The specifics of the Agreement reached between the parties relating to dispute resolution can significantly impact whether the parties end up litigating their dispute before the courts. In Magotiaux v. Stanton, Justice Mackinnon decided that an interim parenting agreement did not restrict the applicant from proceeding in court. The Agreement provided that the parties would jointly retain a third party to act as a mediator or arbitrator if they could not resolve their dispute through negotiation.
Justice Mackinnon stated that parties must ensure that their Agreement complies with the statutory requirements where express terms have been mandated. The Court suggested that the situation could be different if the parties have directly undertaken to execute an arbitration agreement that complies with the legislation. In those cases, it was felt the court could order the parties to comply.
Here, the Interim Agreement illustrated an intention of the parties to resolve any disputes outside of court. Therefore, the question was whether the Court could imply terms into the Agreement to include the required provisions.

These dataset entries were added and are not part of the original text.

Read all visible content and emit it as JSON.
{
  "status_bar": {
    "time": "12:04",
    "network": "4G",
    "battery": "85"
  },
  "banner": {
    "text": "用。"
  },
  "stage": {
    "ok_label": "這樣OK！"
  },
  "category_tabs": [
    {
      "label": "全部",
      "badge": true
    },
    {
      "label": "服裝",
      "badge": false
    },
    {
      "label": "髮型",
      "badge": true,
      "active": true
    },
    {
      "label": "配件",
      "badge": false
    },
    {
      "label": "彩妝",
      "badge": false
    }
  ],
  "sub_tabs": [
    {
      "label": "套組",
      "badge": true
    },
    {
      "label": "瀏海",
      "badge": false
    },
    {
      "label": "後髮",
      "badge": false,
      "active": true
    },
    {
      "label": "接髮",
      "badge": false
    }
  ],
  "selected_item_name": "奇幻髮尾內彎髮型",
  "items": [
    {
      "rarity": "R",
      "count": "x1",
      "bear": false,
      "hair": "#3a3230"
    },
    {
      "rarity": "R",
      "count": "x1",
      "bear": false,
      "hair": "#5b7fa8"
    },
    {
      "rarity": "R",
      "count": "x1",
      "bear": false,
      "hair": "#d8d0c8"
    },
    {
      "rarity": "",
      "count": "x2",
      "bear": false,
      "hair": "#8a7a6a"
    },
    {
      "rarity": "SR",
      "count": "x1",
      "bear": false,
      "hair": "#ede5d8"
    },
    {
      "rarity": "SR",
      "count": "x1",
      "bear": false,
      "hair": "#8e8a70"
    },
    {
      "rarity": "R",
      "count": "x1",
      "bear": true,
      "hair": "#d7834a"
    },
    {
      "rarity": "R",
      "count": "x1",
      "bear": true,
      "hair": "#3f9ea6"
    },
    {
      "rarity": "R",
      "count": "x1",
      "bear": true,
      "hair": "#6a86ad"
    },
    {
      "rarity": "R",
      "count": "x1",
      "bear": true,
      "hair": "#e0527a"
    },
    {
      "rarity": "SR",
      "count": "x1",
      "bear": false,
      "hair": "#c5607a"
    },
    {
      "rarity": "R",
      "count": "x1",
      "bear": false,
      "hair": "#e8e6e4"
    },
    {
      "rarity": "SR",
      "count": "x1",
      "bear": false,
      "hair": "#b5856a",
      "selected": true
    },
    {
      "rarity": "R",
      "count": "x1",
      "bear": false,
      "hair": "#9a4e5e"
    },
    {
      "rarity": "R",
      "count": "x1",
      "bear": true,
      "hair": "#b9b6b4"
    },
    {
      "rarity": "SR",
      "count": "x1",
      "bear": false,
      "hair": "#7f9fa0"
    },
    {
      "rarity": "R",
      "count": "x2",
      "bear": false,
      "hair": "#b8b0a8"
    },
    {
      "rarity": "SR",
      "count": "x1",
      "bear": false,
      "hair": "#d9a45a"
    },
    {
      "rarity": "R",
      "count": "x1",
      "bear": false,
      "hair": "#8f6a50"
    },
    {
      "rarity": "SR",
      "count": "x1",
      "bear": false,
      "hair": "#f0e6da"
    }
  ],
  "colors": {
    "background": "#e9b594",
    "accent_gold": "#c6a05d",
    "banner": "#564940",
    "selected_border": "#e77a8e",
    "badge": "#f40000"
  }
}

The Court ultimately did not accept that a clause contemplating the execution of a further valid agreement was implicit in their parenting agreement. Overall, the Court was not persuaded that there was a basis for it to read the missing mandatory requirements into the Parenting Agreement.
Courts can Enforce Their Own Orders Requiring Parties to Arbitrate
In Fekete v. Brown the parties reached Minutes of Settlement which Justice Shelston turned into a final order. The Agreement provided that future disputes between the parties would be resolved by arbitration. The applicant challenged the arbitration process, leaving the court to determine whether Justice Shelston’s order was enforceable. The Court noted that a court may only order parties to arbitrate with their consent.
The Court referred to the decision in Lopatowski v. Lopatowski, which established that a court has jurisdiction to order arbitration as a future dispute resolution mechanism. Looking at the definition of “secondary arbitration” in the Family Law Act, the Court found that while the legislation does not specifically state that courts have the power to order parties to arbitrate, it was implied that the courts could make an order on consent.
Courts may enforce their own orders by requiring parties to execute a valid family law arbitration agreement. Justice Mackinnon suggested that “prudence dictates that family litigants wishing to provide for a potential future arbitration should append a detailed family arbitration agreement containing the mandatory terms to their settlement document and should agree to complete and execute the agreement.” The Court ordered that the parties sign the Arbitration Agreement in order to proceed with arbitration.
The Experienced Lawyers at Howie Johnson Barristers & Solicitors in Windsor
At Howie Johnson Barristers & Solicitors, our seasoned family law team exclusively focuses on resolving family law disputes including separation, divorce and support claims. We represent parties in alternative dispute resolution processes, including mediation, and we provide superior advocacy on behalf of clients in the courtroom if litigation is necessary. We have been providing clients in Windsor and Essex County with honest advice tailored to their unique circumstances for over 25 years. To discuss your matter further, or arrange a confidential consultation, please complete our online questionnaire or contact us at 519-973-1500.